There has been increasing interest in the creation of templates to facilitate the development of alternate riparian management plans for family forest owners in Washington State. While several management options for these landowners are established in the Forests and Fish Rules, landowners may also submit site-specific alternate plans. The purpose of alternate plans is to "meet riparian functions while requiring less costly regulatory prescriptions" (RCW 76.113-110). RTI case studies indicate many family forest owners will have significant economic losses given the management options available under the FFR (see RTI Fact Sheet 2 and Fact Sheet 20). A funded Forestry Riparian Easement Program (FREP) has the ability to help only a small proportion of these landowners.

At the same time, opportunities have been identified where an alternate plan approach may do a better job of meeting riparian function than can be achieved under the rules. These opportunities include hardwood riparian stands that could be converted to conifer, eastside riparian forests that have health issues leaving them vulnerable to insect outbreaks and fire, and overstocked stands that would benefit from thinnings that may not be allowed or economical under the rules.

A streamlined process for the development and approval of alternate plans is necessary to facilitate the large number of landowners who could benefit from an alternate plan. The Forest Practice Rules provide for the creation of template prescriptions to simplify the development of alternate plans for common situations (WAC 222-12-0403).

Legislative findings regarding alternate plans and templates

Below are links to the legislative documentation that sets the parameters of our work. They are outside the RTI website and will open in a new window.

Washington State Capitol Building, Olympia

Background Fact Sheets

Below are links to an array of fact sheets, all of which have contributed to the development of alternate plan templates:

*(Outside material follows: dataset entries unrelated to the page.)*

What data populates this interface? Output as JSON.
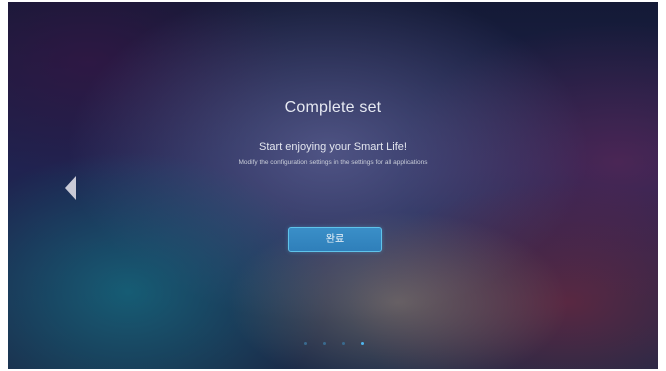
{
  "screen": {
    "title": "Complete set",
    "subtitle": "Start enjoying your Smart Life!",
    "description": "Modify the configuration settings in the settings for all applications"
  },
  "navigation": {
    "prev_icon": "chevron-left-icon"
  },
  "actions": {
    "done_label": "완료"
  },
  "pager": {
    "total_pages": 4,
    "current_page": 4
  },
  "colors": {
    "accent": "#4fb6ee",
    "button_fill": "#2f7fba",
    "button_border": "#5fc3ea"
  }
}
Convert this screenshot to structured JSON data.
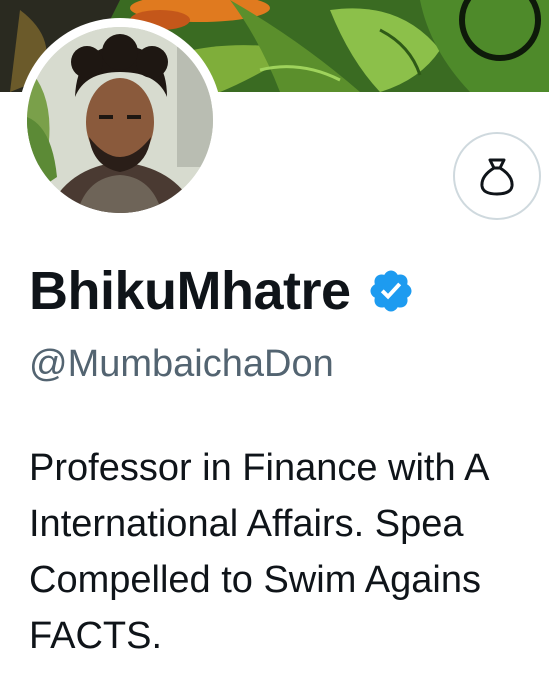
{
  "profile": {
    "display_name": "BhikuMhatre",
    "handle": "@MumbaichaDon",
    "bio_lines": [
      "Professor in Finance with A",
      "International Affairs. Spea",
      "Compelled to Swim Agains",
      "FACTS."
    ]
  },
  "icons": {
    "verified": "verified-badge-icon",
    "tip": "money-bag-icon"
  },
  "colors": {
    "verified_blue": "#1d9bf0",
    "text_primary": "#0f1419",
    "text_secondary": "#536471",
    "button_border": "#cfd9de"
  }
}
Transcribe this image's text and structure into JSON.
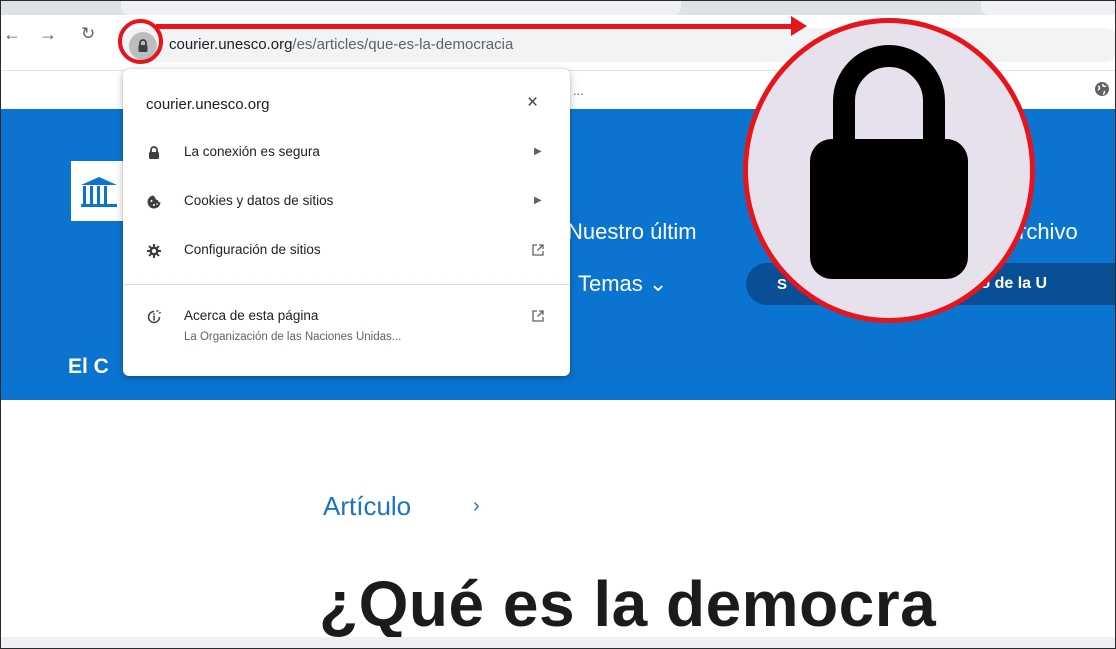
{
  "browser": {
    "url_host": "courier.unesco.org",
    "url_path": "/es/articles/que-es-la-democracia",
    "bookmark_overflow": "..."
  },
  "page": {
    "nav_latest": "Nuestro últim",
    "nav_archive": "rchivo",
    "nav_topics": "Temas ⌄",
    "pill_left": "S",
    "pill_right": "rreo de la U",
    "site_name_partial": "El C",
    "breadcrumb": "Artículo",
    "breadcrumb_arrow": "›",
    "headline": "¿Qué es la democra"
  },
  "site_info_popup": {
    "title": "courier.unesco.org",
    "close_label": "×",
    "items": [
      {
        "label": "La conexión es segura",
        "icon": "lock-icon",
        "trailing": "arrow"
      },
      {
        "label": "Cookies y datos de sitios",
        "icon": "cookie-icon",
        "trailing": "arrow"
      },
      {
        "label": "Configuración de sitios",
        "icon": "gear-icon",
        "trailing": "external"
      }
    ],
    "about": {
      "label": "Acerca de esta página",
      "subtitle": "La Organización de las Naciones Unidas...",
      "icon": "about-page-icon",
      "trailing": "external"
    }
  },
  "annotation": {
    "color": "#e8141b",
    "magnified_icon": "lock-icon"
  },
  "colors": {
    "hero_blue": "#0b74d1",
    "pill_dark_blue": "#0a4f95",
    "link_blue": "#1a73c8"
  }
}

RTI logo Fact Sheet 2: Case studies examining the economic impacts of the Forests and Fish rules on NIPF landowners in Western Washington
Fact Sheet 6: Defining and Using Biologically Based Targets in Forest Management: Incorporating Forest Structure and Variability
Fact Sheet 8: The Impact of Riparian Forest Management on Shade Production
Fact Sheet 9: The Impact of Riparian Forest Management on Large Woody Debris (LWD) Recruitment Potential
Fact Sheet 20: Impacts of the Forest and Fish Rules on Non-Industrial Private Forest landowners in north eastern Washington: Some key consequences from riparian zone case study evaluation
Fact Sheet 24: The Emerging Consensus for Active Management in Young Forests

Background Report:

Below are related reports/papers that have been written by RTI students, faculty, and staff. They contain significantly more information that their related fact sheets, and they tend to be more technically detailed.

Westside Templates

Below are fact sheets, articles, and presentations that show how to develop sound alternate plans for Westside situations.
Overstocked stand, Western Washington

Eastside Templates

Below are fact sheets, articles, and presentations that develop sound alternate plans for some Eastside situations.

East Side stand at risk of mountain pine beetle


Westside Templates

  • Bruce Lippke, RTI Director:

Eastside Templates

  • Bruce Lippke, RTI Director:
  • Elaine Oneil, RTI PhD Student:
Replanted treescape

School of Environmental and Forest Sciences
USDA Forest Service State & Private Forestry
WSU Cooperative Extension
The Rural Technology Home Page is provided by the College of Forest Resources. For more information, please contact the Rural Technology Initiative, University of Washington Box 352100 Seattle, WA 98195, (206) 543-0827. © 2000-2004, University of Washington, Rural Technology Initiative, including all photographs and images unless otherwise noted. To view the privacy policy, click here.
Last Updated 10/13/2022 11:33:59 AM